I find it really hard to learn new stuff now because it’s so easy to just do what you feel comfortable with.
I think once you have that flow and you can go round a park or spot and you have a good few tricks you can do that you can do well, it just feels so good to do them and land them. I’m like “I don’t wanna do stuff I can’t do now” I think I’m just impatient!
Oh my God totally. If I sometimes do ‘this trick’ and land it more than ‘that trick’ then I’m gonna do it again. It’s so stupid but yeah it’s exactly that!
For real, nothing beats that feeling! So last question, where do you think skateboarding will take you in the next few years?
Uhm, I guess I hope it will continue to take me around the world, traveling, and meeting friends. Whether I’m fortunate enough to be on a skate trip -or even if it’s not any specific project- I’ve just worked a lot and saved up to go away. I’d like to continue to do that and travel to places that I’ve never been to before. And that’s it really! Discover lots of street spots. I would obviously like to improve but we’ll see, haha, you know, injuries, getting old, all sorts!
Haha why, how old are you!?
I’m 29 now! So I feel like there's a bunch load of amazing little children that are just gonna pop up and completely knock us out the park!
It is crazy to be fair, kids starting at like 2, 3 years old!
It’s ridiculous! I wish I’d found it at that age! It’s just a totally different generation, I’m stoked though to see how it’s progressing, I guess I’ll just move over soon!
Haha oh no! Well I mean look at Tony Hawk… He’s still going haha!
Don’t get me wrong I’m gonna keep going but I don’t think I’ll have a legacy like Tony Hawk haha but I’ll still be around! I’ll still be rolling!

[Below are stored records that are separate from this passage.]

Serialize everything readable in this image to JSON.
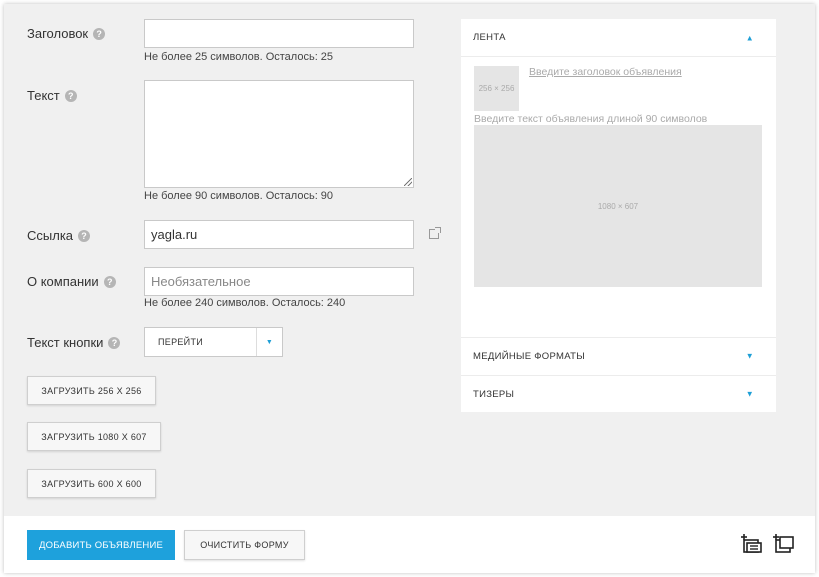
{
  "form": {
    "title": {
      "label": "Заголовок",
      "value": "",
      "hint": "Не более 25 символов. Осталось: 25"
    },
    "text": {
      "label": "Текст",
      "value": "",
      "hint": "Не более 90 символов. Осталось: 90"
    },
    "link": {
      "label": "Ссылка",
      "value": "yagla.ru"
    },
    "company": {
      "label": "О компании",
      "placeholder": "Необязательное",
      "hint": "Не более 240 символов. Осталось: 240"
    },
    "button_text": {
      "label": "Текст кнопки",
      "selected": "ПЕРЕЙТИ"
    },
    "help_glyph": "?"
  },
  "uploads": {
    "u256": "ЗАГРУЗИТЬ 256 Х 256",
    "u1080": "ЗАГРУЗИТЬ 1080 Х 607",
    "u600": "ЗАГРУЗИТЬ 600 Х 600"
  },
  "preview": {
    "sections": {
      "feed": "ЛЕНТА",
      "media": "МЕДИЙНЫЕ ФОРМАТЫ",
      "teasers": "ТИЗЕРЫ"
    },
    "thumb_size": "256 × 256",
    "title_placeholder": "Введите заголовок объявления",
    "text_placeholder": "Введите текст объявления длиной 90 символов",
    "image_size": "1080 × 607"
  },
  "footer": {
    "add": "ДОБАВИТЬ ОБЪЯВЛЕНИЕ",
    "clear": "ОЧИСТИТЬ ФОРМУ"
  },
  "colors": {
    "accent": "#1ea1dc",
    "background": "#f0f0f0"
  },
  "icons": [
    "help-icon",
    "external-link-icon",
    "chevron-down-icon",
    "chevron-up-icon",
    "add-block-icon",
    "add-slide-icon"
  ]
}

Just get some yoga in, drink some healthy smoothies, you’ll be good!
Awesome, well thank you so much Helena, for talking with us, it’s been a pleasure!
No problem, thank you!